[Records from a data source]
........
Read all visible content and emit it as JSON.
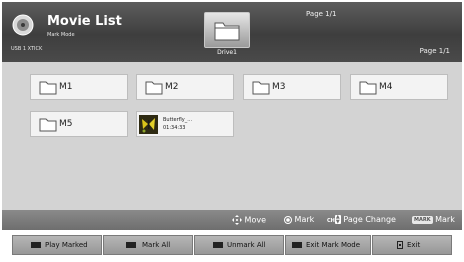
{
  "header": {
    "title": "Movie List",
    "subtitle": "Mark Mode",
    "source_label": "USB 1 XTICK",
    "page_top": "Page 1/1",
    "page_right": "Page 1/1",
    "drive_label": "Drive1"
  },
  "folders": [
    {
      "label": "M1"
    },
    {
      "label": "M2"
    },
    {
      "label": "M3"
    },
    {
      "label": "M4"
    },
    {
      "label": "M5"
    }
  ],
  "video": {
    "name": "Butterfly_...",
    "duration": "01:34:33"
  },
  "hints": {
    "move": "Move",
    "mark": "Mark",
    "ch_badge": "CH",
    "page_change": "Page Change",
    "mark_badge": "MARK",
    "mark2": "Mark"
  },
  "buttons": {
    "play_marked": "Play Marked",
    "mark_all": "Mark All",
    "unmark_all": "Unmark All",
    "exit_mark_mode": "Exit Mark Mode",
    "exit": "Exit"
  },
  "colors": {
    "header_bg": "#4a4a4a",
    "content_bg": "#d3d3d3",
    "tile_bg": "#f3f3f3",
    "hint_bar_bg": "#7c7c7c",
    "button_bg": "#a8a8a8"
  },
  "icons": {
    "source": "disc-icon",
    "drive": "folder-icon",
    "folder": "folder-icon",
    "move": "dpad-icon",
    "mark": "ok-button-icon",
    "exit": "exit-icon"
  }
}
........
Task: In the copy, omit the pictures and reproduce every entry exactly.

Written answer:
Read all visible content and emit it as JSON.
{
  "header": {
    "title": "Movie List",
    "subtitle": "Mark Mode",
    "source_label": "USB 1 XTICK",
    "page_top": "Page 1/1",
    "page_right": "Page 1/1",
    "drive_label": "Drive1"
  },
  "folders": [
    {
      "label": "M1"
    },
    {
      "label": "M2"
    },
    {
      "label": "M3"
    },
    {
      "label": "M4"
    },
    {
      "label": "M5"
    }
  ],
  "video": {
    "name": "Butterfly_...",
    "duration": "01:34:33"
  },
  "hints": {
    "move": "Move",
    "mark": "Mark",
    "ch_badge": "CH",
    "page_change": "Page Change",
    "mark_badge": "MARK",
    "mark2": "Mark"
  },
  "buttons": {
    "play_marked": "Play Marked",
    "mark_all": "Mark All",
    "unmark_all": "Unmark All",
    "exit_mark_mode": "Exit Mark Mode",
    "exit": "Exit"
  },
  "colors": {
    "header_bg": "#4a4a4a",
    "content_bg": "#d3d3d3",
    "tile_bg": "#f3f3f3",
    "hint_bar_bg": "#7c7c7c",
    "button_bg": "#a8a8a8"
  },
  "icons": {
    "source": "disc-icon",
    "drive": "folder-icon",
    "folder": "folder-icon",
    "move": "dpad-icon",
    "mark": "ok-button-icon",
    "exit": "exit-icon"
  }
}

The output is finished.